What Donaldson means by the latter point is: “If the life span of three years in the rat is taken as equivalent to 90 years in man, it is found that the growth changes in the nervous system occur within the same fraction of the life span (i.e., at the equivalent ages) in the two forms.”
Since Rattus norvegicus has adapted to live with people (e.g. in tunnels under our cities), it makes for a perfect laboratory animal. Running rats through mazes of varying kinds has become an established way of studying learning, as in this video from the San Diego News Network:
Drosophila melanogaster, the vinegar fly or “fruit fly” (photo above by André Karwath), has been enormously important as a model organism in genetics and neuroscience, partly because it is so easy to raise in the laboratory (photo below by “Masur”).
Drosophila genes such as fruitless, rutabaga, and white have been enormously important within biology, and flybase.org provides a modern repository of information on such genes. The Hox genes, first found in Drosophila (see below), form part of the complex machinery of embryonic development, which allows protein synthesis to be controlled in both time and space.
Jonathan Weiner’s 1999 book Time, Love, Memory is one of a number of books which explain how valuable this little insect has been.
Arabidopsis thaliana, the thale cress (photo above by Peggy Greb, picture below by Johann Georg Sturm and Jacob Sturm, 1796) is a small flowering plant in the family Brassicaceae – the mustard/cabbage family.
During much of the 20th century, A. thaliana was the target of extensive research, facilitated by the small size of the plant (and of its genome), its short life cycle, and its suitability for light microscopy. Sequencing of the genome was completed in the year 2000, and the genome is available at arabidopsis.org. The open-access peer-reviewed The Arabidopsis Book also collates information on the plant, which is in many ways the botanical equivalent of Caenorhabditis elegans. It has taught the world a great deal.
The Google Ngram below shows the explosion in Arabidopsis-related literature since about 1990, outstripping even work on C. elegans:
Caenorhabditis elegans (photo above by Bob Goldstein, diagram below by “KDS444”) is a transparent nematode worm, about 1 mm in length. It lives naturally in the soil, where it eats bacteria, but it is also quite happy to make its home in a Petri dish. A 1963 suggestion by Sydney Brenner led to C. elegans becoming the focal point of a vast collaborative effort to understand the worm in detail. Brenner shared the 2002 Nobel Prize in Physiology or Medicine for this work.
The cellular development of C. elegans has been mapped in detail, and its genome had been largely mapped by 1998. The diagram below shows the neural network of the worm, drawn using R, based on data from here (from this paper via this one). In this diagram, colour shows the centrality of neurons in the network. Other information on C. elegans is available at wormbase.org.

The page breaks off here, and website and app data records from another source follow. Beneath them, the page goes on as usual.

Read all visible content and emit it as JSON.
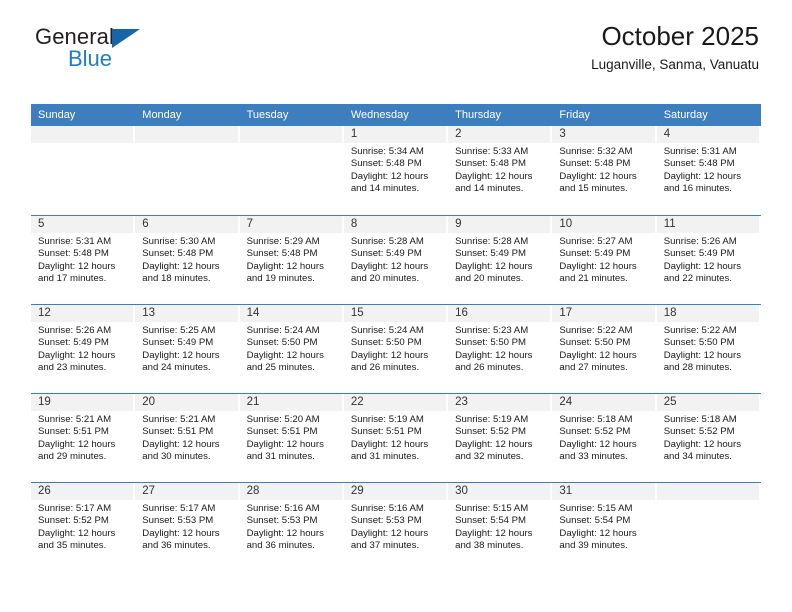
{
  "brand": {
    "name_part1": "General",
    "name_part2": "Blue"
  },
  "header": {
    "title": "October 2025",
    "subtitle": "Luganville, Sanma, Vanuatu"
  },
  "colors": {
    "header_blue": "#3d7ebe",
    "logo_blue": "#1f7ec4",
    "day_strip_gray": "#f2f2f2"
  },
  "weekdays": [
    "Sunday",
    "Monday",
    "Tuesday",
    "Wednesday",
    "Thursday",
    "Friday",
    "Saturday"
  ],
  "weeks": [
    [
      {
        "day": "",
        "empty": true
      },
      {
        "day": "",
        "empty": true
      },
      {
        "day": "",
        "empty": true
      },
      {
        "day": "1",
        "sunrise": "Sunrise: 5:34 AM",
        "sunset": "Sunset: 5:48 PM",
        "daylight1": "Daylight: 12 hours",
        "daylight2": "and 14 minutes."
      },
      {
        "day": "2",
        "sunrise": "Sunrise: 5:33 AM",
        "sunset": "Sunset: 5:48 PM",
        "daylight1": "Daylight: 12 hours",
        "daylight2": "and 14 minutes."
      },
      {
        "day": "3",
        "sunrise": "Sunrise: 5:32 AM",
        "sunset": "Sunset: 5:48 PM",
        "daylight1": "Daylight: 12 hours",
        "daylight2": "and 15 minutes."
      },
      {
        "day": "4",
        "sunrise": "Sunrise: 5:31 AM",
        "sunset": "Sunset: 5:48 PM",
        "daylight1": "Daylight: 12 hours",
        "daylight2": "and 16 minutes."
      }
    ],
    [
      {
        "day": "5",
        "sunrise": "Sunrise: 5:31 AM",
        "sunset": "Sunset: 5:48 PM",
        "daylight1": "Daylight: 12 hours",
        "daylight2": "and 17 minutes."
      },
      {
        "day": "6",
        "sunrise": "Sunrise: 5:30 AM",
        "sunset": "Sunset: 5:48 PM",
        "daylight1": "Daylight: 12 hours",
        "daylight2": "and 18 minutes."
      },
      {
        "day": "7",
        "sunrise": "Sunrise: 5:29 AM",
        "sunset": "Sunset: 5:48 PM",
        "daylight1": "Daylight: 12 hours",
        "daylight2": "and 19 minutes."
      },
      {
        "day": "8",
        "sunrise": "Sunrise: 5:28 AM",
        "sunset": "Sunset: 5:49 PM",
        "daylight1": "Daylight: 12 hours",
        "daylight2": "and 20 minutes."
      },
      {
        "day": "9",
        "sunrise": "Sunrise: 5:28 AM",
        "sunset": "Sunset: 5:49 PM",
        "daylight1": "Daylight: 12 hours",
        "daylight2": "and 20 minutes."
      },
      {
        "day": "10",
        "sunrise": "Sunrise: 5:27 AM",
        "sunset": "Sunset: 5:49 PM",
        "daylight1": "Daylight: 12 hours",
        "daylight2": "and 21 minutes."
      },
      {
        "day": "11",
        "sunrise": "Sunrise: 5:26 AM",
        "sunset": "Sunset: 5:49 PM",
        "daylight1": "Daylight: 12 hours",
        "daylight2": "and 22 minutes."
      }
    ],
    [
      {
        "day": "12",
        "sunrise": "Sunrise: 5:26 AM",
        "sunset": "Sunset: 5:49 PM",
        "daylight1": "Daylight: 12 hours",
        "daylight2": "and 23 minutes."
      },
      {
        "day": "13",
        "sunrise": "Sunrise: 5:25 AM",
        "sunset": "Sunset: 5:49 PM",
        "daylight1": "Daylight: 12 hours",
        "daylight2": "and 24 minutes."
      },
      {
        "day": "14",
        "sunrise": "Sunrise: 5:24 AM",
        "sunset": "Sunset: 5:50 PM",
        "daylight1": "Daylight: 12 hours",
        "daylight2": "and 25 minutes."
      },
      {
        "day": "15",
        "sunrise": "Sunrise: 5:24 AM",
        "sunset": "Sunset: 5:50 PM",
        "daylight1": "Daylight: 12 hours",
        "daylight2": "and 26 minutes."
      },
      {
        "day": "16",
        "sunrise": "Sunrise: 5:23 AM",
        "sunset": "Sunset: 5:50 PM",
        "daylight1": "Daylight: 12 hours",
        "daylight2": "and 26 minutes."
      },
      {
        "day": "17",
        "sunrise": "Sunrise: 5:22 AM",
        "sunset": "Sunset: 5:50 PM",
        "daylight1": "Daylight: 12 hours",
        "daylight2": "and 27 minutes."
      },
      {
        "day": "18",
        "sunrise": "Sunrise: 5:22 AM",
        "sunset": "Sunset: 5:50 PM",
        "daylight1": "Daylight: 12 hours",
        "daylight2": "and 28 minutes."
      }
    ],
    [
      {
        "day": "19",
        "sunrise": "Sunrise: 5:21 AM",
        "sunset": "Sunset: 5:51 PM",
        "daylight1": "Daylight: 12 hours",
        "daylight2": "and 29 minutes."
      },
      {
        "day": "20",
        "sunrise": "Sunrise: 5:21 AM",
        "sunset": "Sunset: 5:51 PM",
        "daylight1": "Daylight: 12 hours",
        "daylight2": "and 30 minutes."
      },
      {
        "day": "21",
        "sunrise": "Sunrise: 5:20 AM",
        "sunset": "Sunset: 5:51 PM",
        "daylight1": "Daylight: 12 hours",
        "daylight2": "and 31 minutes."
      },
      {
        "day": "22",
        "sunrise": "Sunrise: 5:19 AM",
        "sunset": "Sunset: 5:51 PM",
        "daylight1": "Daylight: 12 hours",
        "daylight2": "and 31 minutes."
      },
      {
        "day": "23",
        "sunrise": "Sunrise: 5:19 AM",
        "sunset": "Sunset: 5:52 PM",
        "daylight1": "Daylight: 12 hours",
        "daylight2": "and 32 minutes."
      },
      {
        "day": "24",
        "sunrise": "Sunrise: 5:18 AM",
        "sunset": "Sunset: 5:52 PM",
        "daylight1": "Daylight: 12 hours",
        "daylight2": "and 33 minutes."
      },
      {
        "day": "25",
        "sunrise": "Sunrise: 5:18 AM",
        "sunset": "Sunset: 5:52 PM",
        "daylight1": "Daylight: 12 hours",
        "daylight2": "and 34 minutes."
      }
    ],
    [
      {
        "day": "26",
        "sunrise": "Sunrise: 5:17 AM",
        "sunset": "Sunset: 5:52 PM",
        "daylight1": "Daylight: 12 hours",
        "daylight2": "and 35 minutes."
      },
      {
        "day": "27",
        "sunrise": "Sunrise: 5:17 AM",
        "sunset": "Sunset: 5:53 PM",
        "daylight1": "Daylight: 12 hours",
        "daylight2": "and 36 minutes."
      },
      {
        "day": "28",
        "sunrise": "Sunrise: 5:16 AM",
        "sunset": "Sunset: 5:53 PM",
        "daylight1": "Daylight: 12 hours",
        "daylight2": "and 36 minutes."
      },
      {
        "day": "29",
        "sunrise": "Sunrise: 5:16 AM",
        "sunset": "Sunset: 5:53 PM",
        "daylight1": "Daylight: 12 hours",
        "daylight2": "and 37 minutes."
      },
      {
        "day": "30",
        "sunrise": "Sunrise: 5:15 AM",
        "sunset": "Sunset: 5:54 PM",
        "daylight1": "Daylight: 12 hours",
        "daylight2": "and 38 minutes."
      },
      {
        "day": "31",
        "sunrise": "Sunrise: 5:15 AM",
        "sunset": "Sunset: 5:54 PM",
        "daylight1": "Daylight: 12 hours",
        "daylight2": "and 39 minutes."
      },
      {
        "day": "",
        "empty": true
      }
    ]
  ]
}
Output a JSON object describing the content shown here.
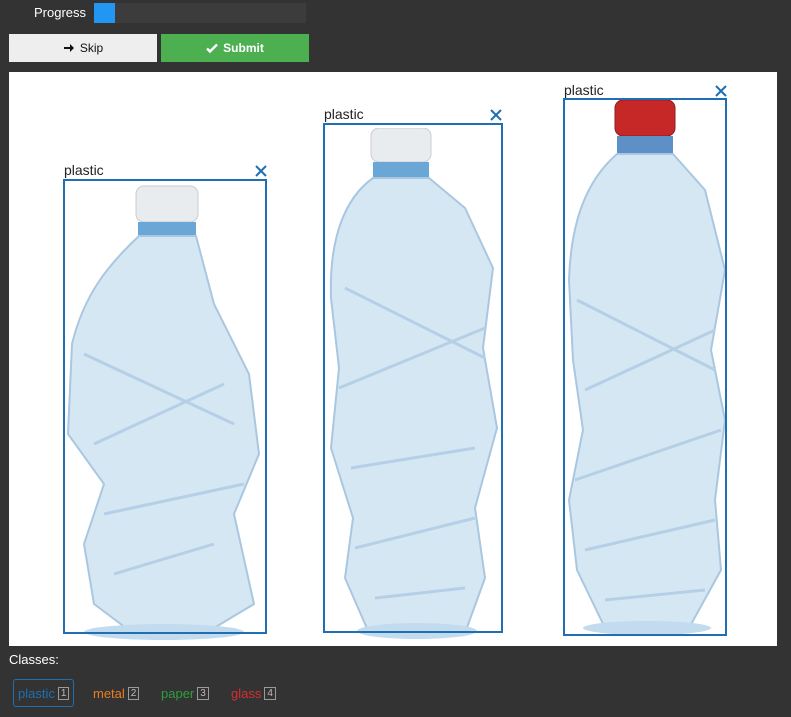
{
  "progress": {
    "label": "Progress",
    "value": 0.1
  },
  "toolbar": {
    "skip_label": "Skip",
    "submit_label": "Submit"
  },
  "annotations": [
    {
      "label": "plastic"
    },
    {
      "label": "plastic"
    },
    {
      "label": "plastic"
    }
  ],
  "classes": {
    "title": "Classes:",
    "items": [
      {
        "label": "plastic",
        "key": "1",
        "color": "#1f6fb2",
        "selected": true
      },
      {
        "label": "metal",
        "key": "2",
        "color": "#e67e22",
        "selected": false
      },
      {
        "label": "paper",
        "key": "3",
        "color": "#2e9e3e",
        "selected": false
      },
      {
        "label": "glass",
        "key": "4",
        "color": "#d32f2f",
        "selected": false
      }
    ]
  },
  "colors": {
    "accent": "#2196f3",
    "submit": "#4caf50",
    "bbox": "#1f6fb2",
    "cap_white": "#e8ecef",
    "cap_red": "#c62828"
  }
}
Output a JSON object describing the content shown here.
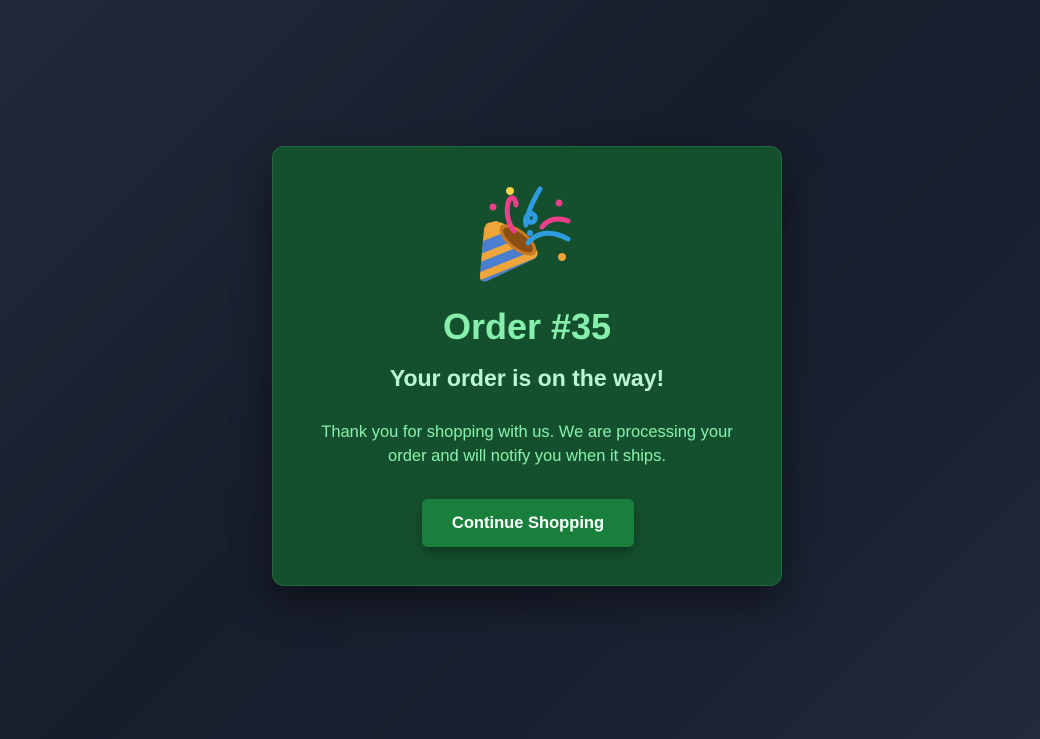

Because of the effort that has gone into understanding this humble worm as whole, rather than as just parts, a great deal has been learned about biology in general. Brenner was on to a good thing!